Still, we know the history of it. Our parents made sure of that. Told us plenty of stories about the sacrifices made on behalf of the working man before there were any unions to help him -- back when a dollar a day was considered too much to pay, back when greedy barons could work pre-teen children for cents a day, back in the 1800's when they could work men, women and children in 100-plus-degree woolen mills with windows shut so none of their precious threads might accidentally get caught in a breeze and cut into their profits.
The image that flashed in my mind, and I'm sure in the mind of Thomas as well, was of a black and white photograph framed and prominently displayed on the fireplace mantle in his home. It was of Thomas's grandfather, vintage 1937 and given to his family by the newspaper man who snapped it. Trails of dried and still-flowing blood covered his face, the result of an altercation at the picket line where steel workers were striking for anything that resembled a living wage. A caravan of trucks loaded with scabs attempted to break the line and when the picketers blocked the entry gates of the steel mill, cops moved in with night sticks and billy clubs to split open as many heads as they could, including the head belonging to one of my heroes -- Thomas's grandfather. He was a young man then, but it wasn't the first or last time he would take a beating for me.
For all of us.
Taken from the Jardonn story, The Thomas Coleman Full Nelson.
It's one of four in the MLR Press four-author collection, Hard Working Men, and I think we're about to need a new generation of men like Thomas's grandfather.

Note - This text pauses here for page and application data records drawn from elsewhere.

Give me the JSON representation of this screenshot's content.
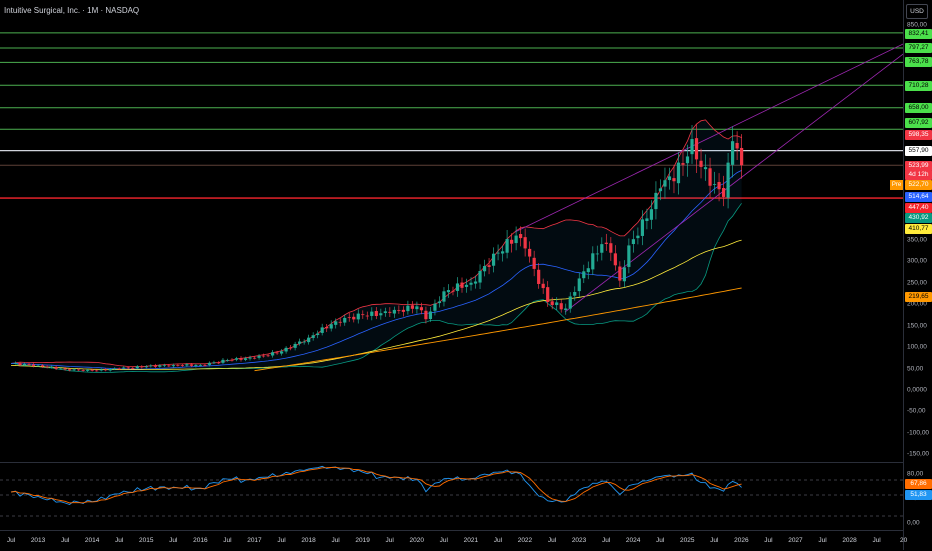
{
  "header": {
    "title": "Intuitive Surgical, Inc. · 1M · NASDAQ",
    "currency_button": "USD"
  },
  "colors": {
    "up": "#22ab94",
    "down": "#f23645",
    "green_level": "#4caf50",
    "white_level": "#d1d4dc",
    "red_level": "#f7252d",
    "trend": "#9c27b0"
  },
  "price_axis": {
    "ticks": [
      {
        "label": "850,00",
        "value": 850
      },
      {
        "label": "350,00",
        "value": 350
      },
      {
        "label": "300,00",
        "value": 300
      },
      {
        "label": "250,00",
        "value": 250
      },
      {
        "label": "200,00",
        "value": 200
      },
      {
        "label": "150,00",
        "value": 150
      },
      {
        "label": "100,00",
        "value": 100
      },
      {
        "label": "50,00",
        "value": 50
      },
      {
        "label": "0,0000",
        "value": 0
      },
      {
        "label": "-50,00",
        "value": -50
      },
      {
        "label": "-100,00",
        "value": -100
      },
      {
        "label": "-150,00",
        "value": -150
      }
    ],
    "labels": [
      {
        "text": "832,41",
        "bg": "#4be04b",
        "fg": "#000"
      },
      {
        "text": "797,27",
        "bg": "#4be04b",
        "fg": "#000"
      },
      {
        "text": "763,78",
        "bg": "#4be04b",
        "fg": "#000"
      },
      {
        "text": "710,28",
        "bg": "#4be04b",
        "fg": "#000"
      },
      {
        "text": "658,00",
        "bg": "#4be04b",
        "fg": "#000"
      },
      {
        "text": "607,92",
        "bg": "#4be04b",
        "fg": "#000"
      },
      {
        "text": "598,35",
        "bg": "#f23645",
        "fg": "#fff"
      },
      {
        "text": "557,90",
        "bg": "#ffffff",
        "fg": "#000"
      },
      {
        "text": "523,99",
        "bg": "#f23645",
        "fg": "#fff"
      },
      {
        "text": "4d 12h",
        "bg": "#f23645",
        "fg": "#fff"
      },
      {
        "text": "522,70",
        "bg": "#ff9800",
        "fg": "#fff"
      },
      {
        "text": "514,64",
        "bg": "#2962ff",
        "fg": "#fff"
      },
      {
        "text": "447,40",
        "bg": "#f7252d",
        "fg": "#fff"
      },
      {
        "text": "430,92",
        "bg": "#089981",
        "fg": "#fff"
      },
      {
        "text": "410,77",
        "bg": "#ffeb3b",
        "fg": "#000"
      },
      {
        "text": "219,65",
        "bg": "#ff9800",
        "fg": "#000"
      }
    ],
    "pre_badge": "Pre"
  },
  "rsi_axis": {
    "ticks": [
      {
        "label": "80,00",
        "value": 80
      },
      {
        "label": "40,00",
        "value": 40
      },
      {
        "label": "0,00",
        "value": 0
      }
    ],
    "labels": [
      {
        "text": "67,86",
        "bg": "#ff6d00",
        "fg": "#fff"
      },
      {
        "text": "51,83",
        "bg": "#2196f3",
        "fg": "#fff"
      }
    ]
  },
  "time_axis": [
    "Jul",
    "2013",
    "Jul",
    "2014",
    "Jul",
    "2015",
    "Jul",
    "2016",
    "Jul",
    "2017",
    "Jul",
    "2018",
    "Jul",
    "2019",
    "Jul",
    "2020",
    "Jul",
    "2021",
    "Jul",
    "2022",
    "Jul",
    "2023",
    "Jul",
    "2024",
    "Jul",
    "2025",
    "Jul",
    "2026",
    "Jul",
    "2027",
    "Jul",
    "2028",
    "Jul",
    "20"
  ],
  "chart_data": {
    "type": "candlestick",
    "interval": "1M",
    "start": "2012-07",
    "levels": [
      832.41,
      797.27,
      763.78,
      710.28,
      658.0,
      607.92,
      557.9,
      523.99,
      447.4
    ],
    "close_keyframes": [
      [
        0,
        62
      ],
      [
        6,
        57
      ],
      [
        12,
        48
      ],
      [
        18,
        45
      ],
      [
        24,
        50
      ],
      [
        30,
        55
      ],
      [
        36,
        58
      ],
      [
        42,
        58
      ],
      [
        48,
        70
      ],
      [
        54,
        75
      ],
      [
        60,
        90
      ],
      [
        66,
        122
      ],
      [
        72,
        160
      ],
      [
        78,
        175
      ],
      [
        84,
        180
      ],
      [
        90,
        195
      ],
      [
        92,
        165
      ],
      [
        96,
        230
      ],
      [
        102,
        250
      ],
      [
        108,
        320
      ],
      [
        112,
        360
      ],
      [
        114,
        330
      ],
      [
        119,
        205
      ],
      [
        123,
        190
      ],
      [
        126,
        260
      ],
      [
        131,
        340
      ],
      [
        133,
        320
      ],
      [
        135,
        255
      ],
      [
        137,
        337
      ],
      [
        141,
        400
      ],
      [
        144,
        470
      ],
      [
        149,
        525
      ],
      [
        151,
        585
      ],
      [
        153,
        520
      ],
      [
        156,
        480
      ],
      [
        158,
        450
      ],
      [
        159,
        530
      ],
      [
        160,
        580
      ],
      [
        161,
        563
      ],
      [
        162,
        524
      ]
    ]
  }
}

The excerpt at bottom of MLR's page is erotic and mine.
Happy Labor Day!